(Component data from apps and pages)
*** Block opens ***

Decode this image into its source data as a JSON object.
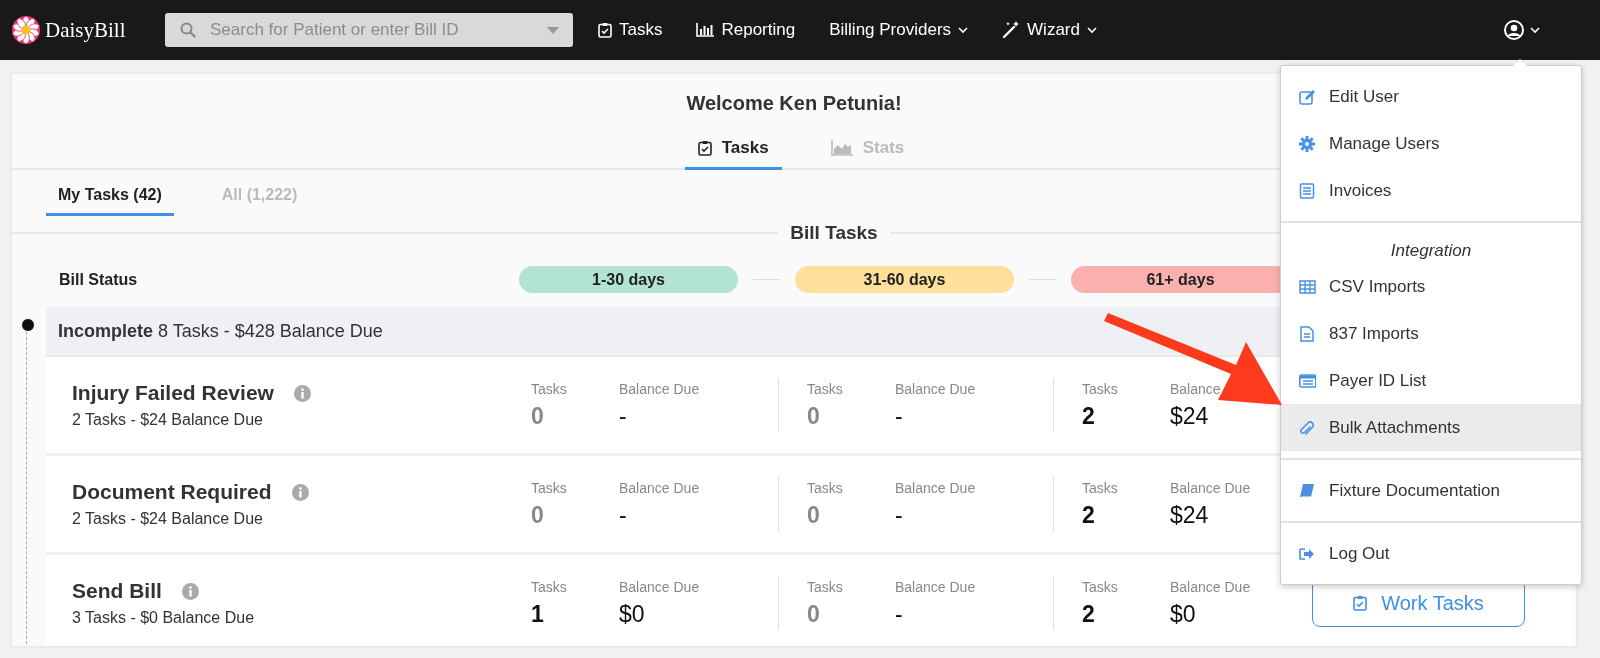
{
  "navbar": {
    "brand": "DaisyBill",
    "search": {
      "placeholder": "Search for Patient or enter Bill ID"
    },
    "items": [
      {
        "kind": "tasks",
        "label": "Tasks",
        "dropdown": false
      },
      {
        "kind": "reporting",
        "label": "Reporting",
        "dropdown": false
      },
      {
        "kind": "plain",
        "label": "Billing Providers",
        "dropdown": true
      },
      {
        "kind": "wizard",
        "label": "Wizard",
        "dropdown": true
      }
    ]
  },
  "welcome": "Welcome Ken Petunia!",
  "view_tabs": [
    {
      "kind": "tasks",
      "label": "Tasks",
      "selected": true
    },
    {
      "kind": "stats",
      "label": "Stats",
      "selected": false
    }
  ],
  "task_tabs": [
    {
      "label": "My Tasks (42)",
      "selected": true
    },
    {
      "label": "All (1,222)",
      "selected": false
    }
  ],
  "section_title": "Bill Tasks",
  "status_label": "Bill Status",
  "age_buckets": [
    {
      "label": "1-30 days",
      "color": "#b3e3d1"
    },
    {
      "label": "31-60 days",
      "color": "#ffe09a"
    },
    {
      "label": "61+ days",
      "color": "#fbb0b0"
    }
  ],
  "group": {
    "name": "Incomplete",
    "summary": "8 Tasks - $428 Balance Due"
  },
  "rows": [
    {
      "title": "Injury Failed Review",
      "summary": "2 Tasks - $24 Balance Due",
      "buckets": [
        {
          "tasks_label": "Tasks",
          "tasks": "0",
          "dimmed": true,
          "balance_label": "Balance Due",
          "balance": "-"
        },
        {
          "tasks_label": "Tasks",
          "tasks": "0",
          "dimmed": true,
          "balance_label": "Balance Due",
          "balance": "-"
        },
        {
          "tasks_label": "Tasks",
          "tasks": "2",
          "dimmed": false,
          "balance_label": "Balance",
          "balance": "$24"
        }
      ]
    },
    {
      "title": "Document Required",
      "summary": "2 Tasks - $24 Balance Due",
      "buckets": [
        {
          "tasks_label": "Tasks",
          "tasks": "0",
          "dimmed": true,
          "balance_label": "Balance Due",
          "balance": "-"
        },
        {
          "tasks_label": "Tasks",
          "tasks": "0",
          "dimmed": true,
          "balance_label": "Balance Due",
          "balance": "-"
        },
        {
          "tasks_label": "Tasks",
          "tasks": "2",
          "dimmed": false,
          "balance_label": "Balance Due",
          "balance": "$24"
        }
      ]
    },
    {
      "title": "Send Bill",
      "summary": "3 Tasks - $0 Balance Due",
      "action": "Work Tasks",
      "buckets": [
        {
          "tasks_label": "Tasks",
          "tasks": "1",
          "dimmed": false,
          "balance_label": "Balance Due",
          "balance": "$0"
        },
        {
          "tasks_label": "Tasks",
          "tasks": "0",
          "dimmed": true,
          "balance_label": "Balance Due",
          "balance": "-"
        },
        {
          "tasks_label": "Tasks",
          "tasks": "2",
          "dimmed": false,
          "balance_label": "Balance Due",
          "balance": "$0"
        }
      ]
    }
  ],
  "user_menu": {
    "sections": [
      {
        "items": [
          {
            "kind": "edit",
            "label": "Edit User",
            "selected": false
          },
          {
            "kind": "gear",
            "label": "Manage Users",
            "selected": false
          },
          {
            "kind": "invoice",
            "label": "Invoices",
            "selected": false
          }
        ]
      },
      {
        "header": "Integration",
        "items": [
          {
            "kind": "table",
            "label": "CSV Imports",
            "selected": false
          },
          {
            "kind": "file",
            "label": "837 Imports",
            "selected": false
          },
          {
            "kind": "list",
            "label": "Payer ID List",
            "selected": false
          },
          {
            "kind": "clip",
            "label": "Bulk Attachments",
            "selected": true
          }
        ]
      },
      {
        "items": [
          {
            "kind": "book",
            "label": "Fixture Documentation",
            "selected": false
          }
        ]
      },
      {
        "items": [
          {
            "kind": "logout",
            "label": "Log Out",
            "selected": false
          }
        ]
      }
    ]
  }
}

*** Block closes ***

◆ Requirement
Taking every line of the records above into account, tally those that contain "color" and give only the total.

◆ Reply
3